Struggling Crops, RMA Monitoring Program
Trigger Crop Insurance Questions
Friday, June 26, 2015 By Shawn Wade
Recent weather has adversely impacted a number of areas within the Plains Cotton Growers, Inc. (PCG) service area and the result is an increase in the number of appraisal requests being handled by federal crop insurance providers.
Heavy claim volume is certainly not a new phenomenon on the Texas High Plains, but this year the seasonal claim activity is creating some additional consternation among growers who are facing a limited window to try to switch from failing cotton to an alternative crop. Compounding the situation is the fact that the USDA Risk Management Agency (RMA) also is conducting an Upland cotton monitoring program across 14 High Plains counties that has added some additional steps for approved insurance providers to perform before failed cotton acreage can officially be released for other purposes.
In order to try and clear up some of the confusion that exists regarding the RMA monitoring program and what producers and approved insurance providers are dealing with, PCG contacted the USDA RMA Compliance office in Dallas, Texas to clarify what, if anything, had changed in the appraisal process as a result of the monitoring effort.
USDA representatives report that the monitoring program has not imposed any new rule changes on either producers or insurance providers, nor has it restricted any of the options that producers can request in regard to how their claims are handled such as the ability to request and receive permission to leave representative sample areas in the field to allow other field activities to move forward.
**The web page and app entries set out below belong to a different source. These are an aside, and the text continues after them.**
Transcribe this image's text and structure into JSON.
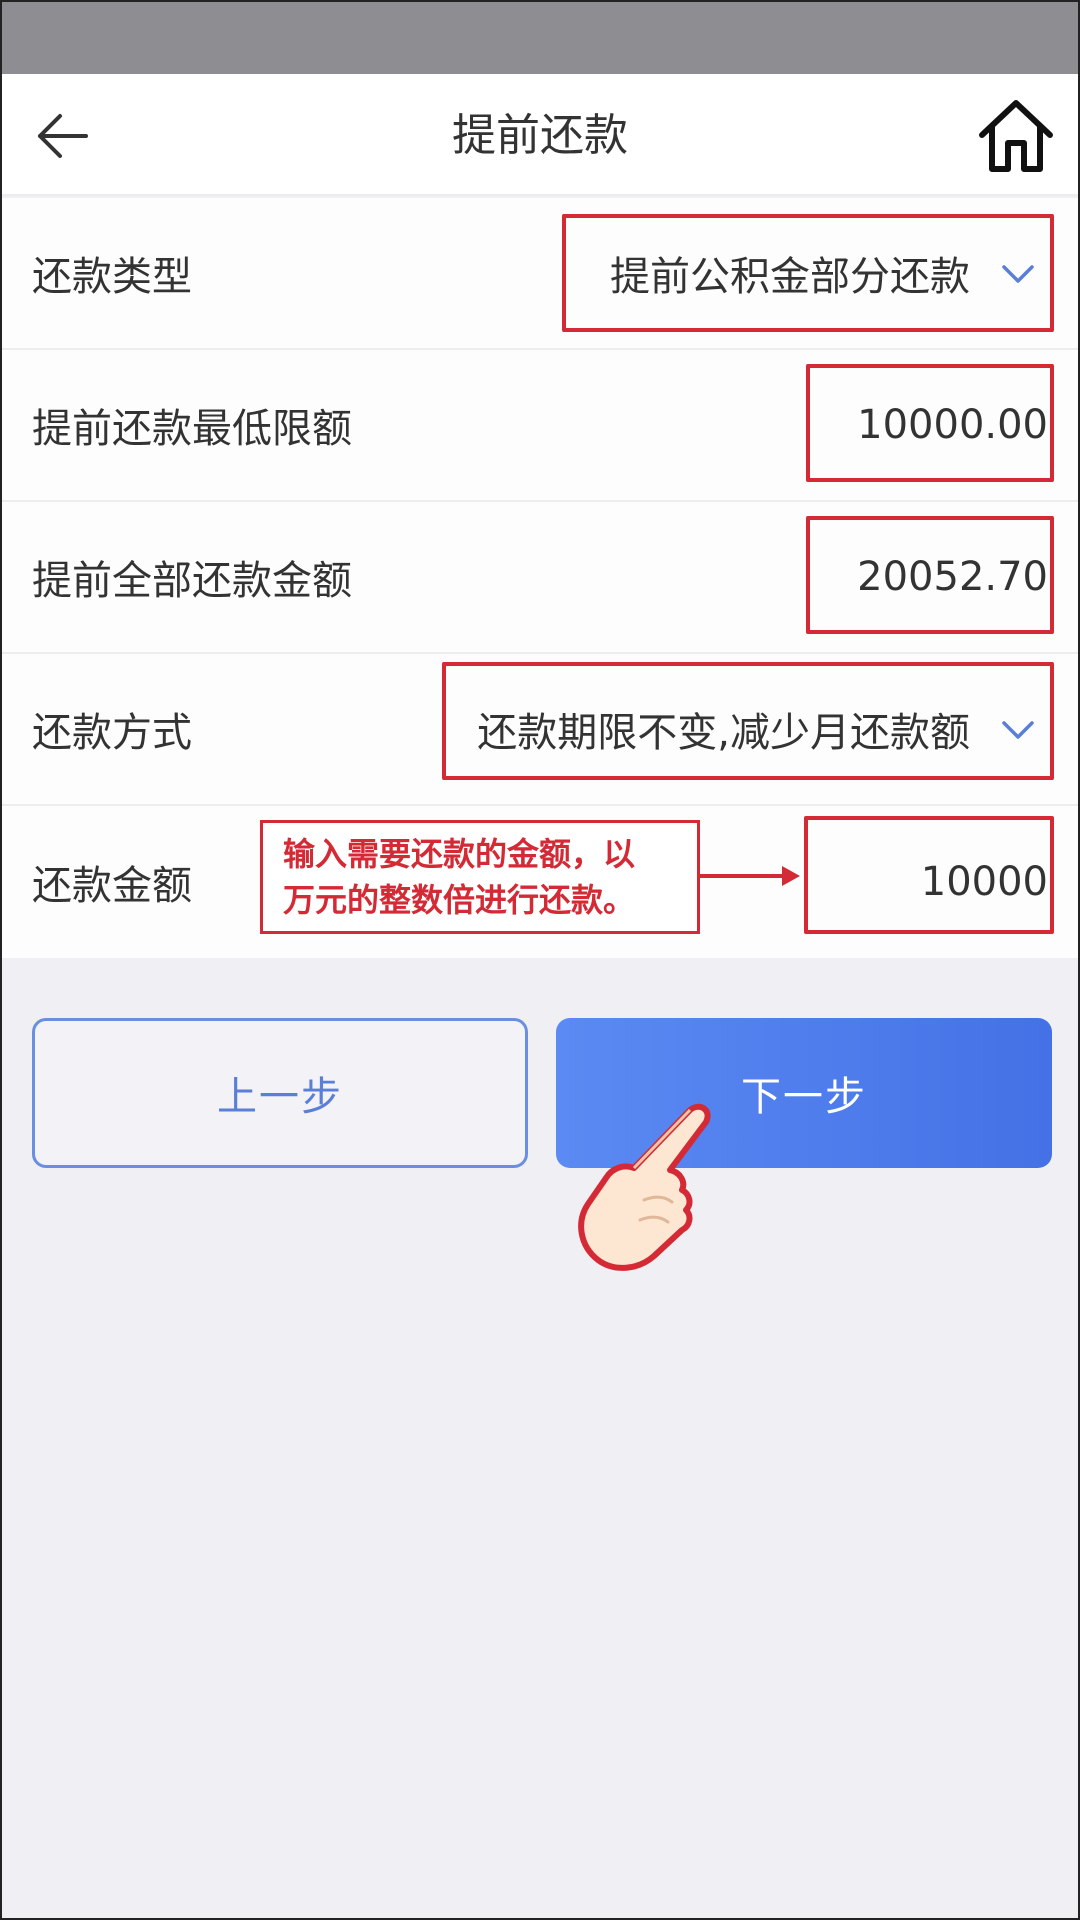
{
  "header": {
    "title": "提前还款"
  },
  "form": {
    "rows": [
      {
        "label": "还款类型",
        "value": "提前公积金部分还款",
        "type": "select"
      },
      {
        "label": "提前还款最低限额",
        "value": "10000.00",
        "type": "readonly"
      },
      {
        "label": "提前全部还款金额",
        "value": "20052.70",
        "type": "readonly"
      },
      {
        "label": "还款方式",
        "value": "还款期限不变,减少月还款额",
        "type": "select"
      },
      {
        "label": "还款金额",
        "value": "10000",
        "type": "input"
      }
    ]
  },
  "annotation": {
    "line1": "输入需要还款的金额，以",
    "line2": "万元的整数倍进行还款。",
    "color": "#d42a35"
  },
  "buttons": {
    "prev_label": "上一步",
    "next_label": "下一步"
  },
  "icons": {
    "back": "back-arrow-icon",
    "home": "home-icon",
    "dropdown": "chevron-down-icon",
    "pointer": "pointing-hand-icon"
  },
  "colors": {
    "accent": "#4d7bec",
    "highlight": "#d42a35",
    "status_bar": "#8e8d92"
  }
}
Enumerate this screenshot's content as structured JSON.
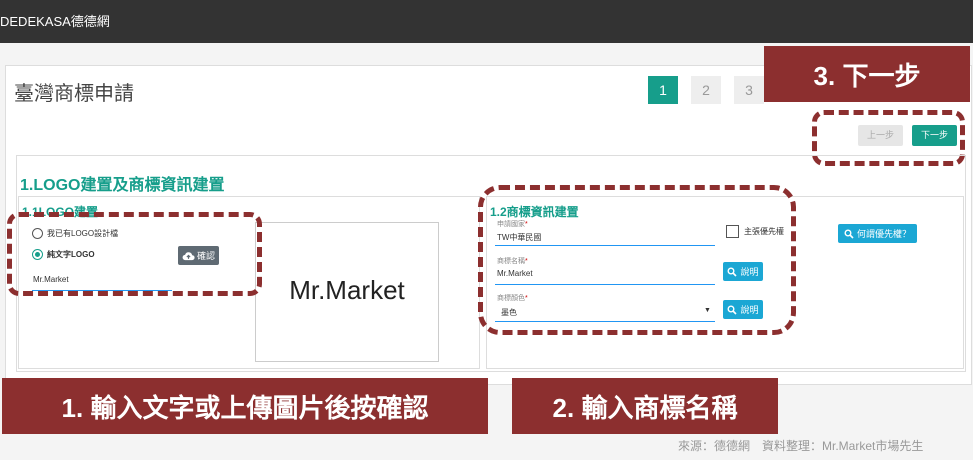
{
  "app": {
    "brand": "DEDEKASA德德網"
  },
  "page": {
    "title": "臺灣商標申請"
  },
  "steps": [
    "1",
    "2",
    "3"
  ],
  "nav": {
    "prev_label": "上一步",
    "next_label": "下一步"
  },
  "section": {
    "title": "1.LOGO建置及商標資訊建置",
    "logo": {
      "title": "1.1LOGO建置",
      "option_design": "我已有LOGO設計檔",
      "option_text": "純文字LOGO",
      "text_value": "Mr.Market",
      "confirm_label": "確認",
      "preview_text": "Mr.Market"
    },
    "info": {
      "title": "1.2商標資訊建置",
      "country_label": "申請國家",
      "country_value": "TW中華民國",
      "priority_label": "主張優先權",
      "priority_button": "何謂優先權？",
      "name_label": "商標名稱",
      "name_value": "Mr.Market",
      "explain_label": "說明",
      "color_label": "商標顏色",
      "color_value": "墨色"
    },
    "required_mark": "*"
  },
  "annotations": {
    "step3": "3. 下一步",
    "step1": "1. 輸入文字或上傳圖片後按確認",
    "step2": "2. 輸入商標名稱"
  },
  "source": "來源：德德網　資料整理：Mr.Market市場先生",
  "colors": {
    "accent": "#169e8b",
    "annotation": "#8c2f2f",
    "info_button": "#1ba7d4"
  },
  "icons": [
    "cloud-upload-icon",
    "search-icon",
    "dropdown-arrow-icon"
  ]
}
What the monitoring program has done, however, is to add additional steps to the normal claim submission, appraisal and acreage release process to give RMA representatives an opportunity to select a limited number of claims that will be spot-checked to evaluate the accuracy of the appraisal process.
For the monitoring program, each company has been asked, at the end of the business day, to submit to RMA a list of claims worked. This submission and review process adds at least one day to the normal release timetable for failed acreage for all claim submissions. Claims that are not submitted by the daily deadline are carried over and considered as part of the next day's submission.
Once RMA has each day's submissions, they select locations that will be spot-checked and notify the company which claims can be released the following day. For the claims selected for spot-check, RMA has a self-imposed goal to have the verification process completed within 48 hours.
Due to the work associated with performing the appraisal and marking field locations to allow for a possible spot-check to be performed in the exact same locations in the field, there has been an increase in the time necessary to complete requested appraisals. In addition, the timing of several weather events in some locations has also pushed appraisals back due to requirements of the loss adjustment process, especially when a hail event is involved.
Every effort is being made to address claims in a timely manner and growers are reminded that they still have the ability to request the full range of options allowed by the loss adjustment procedures, including asking for permission to leave representative sample areas within a field in order to allow for timely alternative field operations.
RMA has also noted that even when a claim has been selected for a review, growers can contact their approved insurance provider and request permission to use the representative sample procedure to instigate field activity as long as the delineated appraisal locations are preserved until the spot-check has been performed.
For more information about the options available to expedite the process, producers are encouraged to contact their approved insurance provider.
July 15 Acreage Reporting & Certification Deadline
Approaching for FSA, RMA Programs
Friday, June 26, 2015 By Shawn Wade
Cotton producers are reminded that two critical acreage reporting deadlines for cotton and other spring-planted crops are approaching quickly.
July 15 is the date that producers should circle on their calendars because both the USDA Farm Service Agency and the USDA Risk Management Agency utilize this date to gather pertinent planted acreage data for the current growing season.
For FSA, July 15 is the acreage certification date, and RMA requires input of the same information for their acreage reporting requirement. Farm acreage reports submitted to FSA and to federal crop insurance providers must match, according to current regulations.
"Producers should take the time to provide this information by the July 15 deadline and also to ensure that the information is accurate," PCG Executive Vice President Steve Verett said, noting that any discrepancies could adversely affect future processes, such as a late-season crop loss.
For more information, please contact your county FSA Service Center or your approved insurance provider.
The PCG Board of Directors will meet at 2:30 p.m., Wednesday, July 8, in the Plains Cotton Growers Conference Center at the Bayer Museum of Agriculture, 1121 Canyon Lake Drive in Lubbock.